-This short and very interesting chapter deals with the prophecy Jeremiah is given after the deportation of the first wave of captives from Judah, including Jeconiah the king, and the officials of Judah with craftsmen and smiths from Jerusalem. They were carried to Babylon, but not necessarily as slaves. The LORD showed Jeremiah that they would be the “good figs,” refined in a foreign land (Jeremiah 24:1-5). Among these was Daniel the prophet and government leader in Babylon, Hananiah (Shadrach), Mishael (Meshach), and Azariah (Abed-nego, Daniel 1:6-7). These captives the LORD would set His eyes on for good to bring them back one day into the land. He would build them up and not overthrow them. He would plant them and not pluck them up. He would give them a heart to know Him, the Almighty LORD, and they would be His people and Him their God because they would return to Him with a whole heart during their time of tribulation (Jeremiah 24:6-7). These are contrasted with the “bad figs” that Jeremiah saw, which were rotten to the point they could not be eaten (Jeremiah 24:3). These were the ones left behind in Judah, including King Zedekiah and his officials, the remnant of Jerusalem who remained in the land, and those who dwelt in Egypt to the south (Jeremiah 24:8). These would be abandoned by God, made a terror and an evil for all the kingdoms of the earth, a reproach, a proverb, a taunt, and a curse in all the places God would scatter them (Jeremiah 24:9). The LORD would send the sword, famine, and pestilence upon these rotten “bad figs” until they were destroyed from the land, which the LORD had entrusted to them and their forefathers (Jeremiah 24:10). *Application* The difference we can see here between the good and bad revolves around the heart issue. The exiles to Babylon opened up their hearts to respond to God in their captivity, and He healed them.

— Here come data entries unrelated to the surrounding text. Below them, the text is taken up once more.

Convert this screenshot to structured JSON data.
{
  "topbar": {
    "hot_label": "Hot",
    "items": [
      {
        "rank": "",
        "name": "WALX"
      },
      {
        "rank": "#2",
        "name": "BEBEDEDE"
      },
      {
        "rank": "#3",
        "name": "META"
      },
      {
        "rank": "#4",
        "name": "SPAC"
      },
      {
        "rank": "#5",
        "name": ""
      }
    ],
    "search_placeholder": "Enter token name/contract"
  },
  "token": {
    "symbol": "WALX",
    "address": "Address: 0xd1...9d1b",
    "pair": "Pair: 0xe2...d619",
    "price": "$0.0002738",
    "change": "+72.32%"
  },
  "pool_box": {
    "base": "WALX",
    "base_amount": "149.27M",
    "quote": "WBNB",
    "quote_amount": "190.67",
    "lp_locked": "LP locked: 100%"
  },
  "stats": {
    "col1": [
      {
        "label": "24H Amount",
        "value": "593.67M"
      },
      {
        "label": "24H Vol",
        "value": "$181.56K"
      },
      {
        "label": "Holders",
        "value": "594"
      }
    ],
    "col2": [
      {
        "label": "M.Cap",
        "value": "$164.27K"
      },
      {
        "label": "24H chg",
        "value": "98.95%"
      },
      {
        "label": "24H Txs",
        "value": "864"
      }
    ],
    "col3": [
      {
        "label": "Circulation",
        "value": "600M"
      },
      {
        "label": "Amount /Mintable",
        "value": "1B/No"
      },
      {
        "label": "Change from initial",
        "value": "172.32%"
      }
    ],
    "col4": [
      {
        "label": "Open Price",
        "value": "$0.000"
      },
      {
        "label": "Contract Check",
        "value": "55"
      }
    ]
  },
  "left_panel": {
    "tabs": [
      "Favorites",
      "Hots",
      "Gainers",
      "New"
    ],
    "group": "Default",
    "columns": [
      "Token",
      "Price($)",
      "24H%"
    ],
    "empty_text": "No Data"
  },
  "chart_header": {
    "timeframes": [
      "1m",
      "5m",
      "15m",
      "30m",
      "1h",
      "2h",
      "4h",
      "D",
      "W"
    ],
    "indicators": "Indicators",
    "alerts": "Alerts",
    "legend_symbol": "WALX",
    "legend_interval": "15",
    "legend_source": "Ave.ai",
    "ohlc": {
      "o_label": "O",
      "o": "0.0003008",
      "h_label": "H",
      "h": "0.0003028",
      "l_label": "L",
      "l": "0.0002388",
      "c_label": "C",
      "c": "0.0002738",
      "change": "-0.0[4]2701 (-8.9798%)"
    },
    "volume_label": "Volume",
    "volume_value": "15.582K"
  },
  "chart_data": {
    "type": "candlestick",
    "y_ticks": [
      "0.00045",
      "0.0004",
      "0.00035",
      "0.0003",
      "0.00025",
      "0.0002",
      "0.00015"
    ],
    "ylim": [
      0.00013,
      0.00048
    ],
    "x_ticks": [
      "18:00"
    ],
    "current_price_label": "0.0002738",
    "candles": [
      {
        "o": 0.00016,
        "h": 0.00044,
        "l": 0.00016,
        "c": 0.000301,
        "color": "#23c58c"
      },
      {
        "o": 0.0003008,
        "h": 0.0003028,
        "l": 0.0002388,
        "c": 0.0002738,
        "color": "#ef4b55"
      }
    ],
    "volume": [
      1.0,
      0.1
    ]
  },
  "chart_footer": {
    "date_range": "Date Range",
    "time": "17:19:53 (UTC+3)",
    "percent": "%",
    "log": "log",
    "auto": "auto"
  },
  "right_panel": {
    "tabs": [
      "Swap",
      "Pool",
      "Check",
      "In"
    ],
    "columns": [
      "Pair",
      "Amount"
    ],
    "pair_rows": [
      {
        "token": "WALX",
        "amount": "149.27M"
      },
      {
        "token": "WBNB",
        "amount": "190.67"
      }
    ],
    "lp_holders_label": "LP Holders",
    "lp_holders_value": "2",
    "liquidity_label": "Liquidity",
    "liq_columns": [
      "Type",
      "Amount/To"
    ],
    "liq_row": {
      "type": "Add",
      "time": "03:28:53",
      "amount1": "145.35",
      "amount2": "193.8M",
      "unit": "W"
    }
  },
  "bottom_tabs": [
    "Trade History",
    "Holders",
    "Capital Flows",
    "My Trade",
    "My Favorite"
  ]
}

Those who stayed behind arrogantly must have believed that they were still blessed in the land, or in Egypt, and did not turn their hearts back to the LORD. Don’t let circumstances indicate where you are at in your relationship to the LORD. Let the refining of difficulties and hardships refine you in God’s image. This is always our best hope when we go through the tests and trials of life. Sometimes we may falsely assume we are blessed when life goes well and on the other hand cursed when it doesn’t. However, trouble is a blessing when it makes us stronger in our faith and turns our hearts to the LORD. Prosperity on the flipside is a curse when it entices us away from dependence upon God. If you are facing trouble, ask the LORD to help you grow in Him. If things are going your way these days, beg the LORD to protect you from arrogance, complacency, and apathy. Amen!
Verses to Memorize: Jeremiah 24:6-7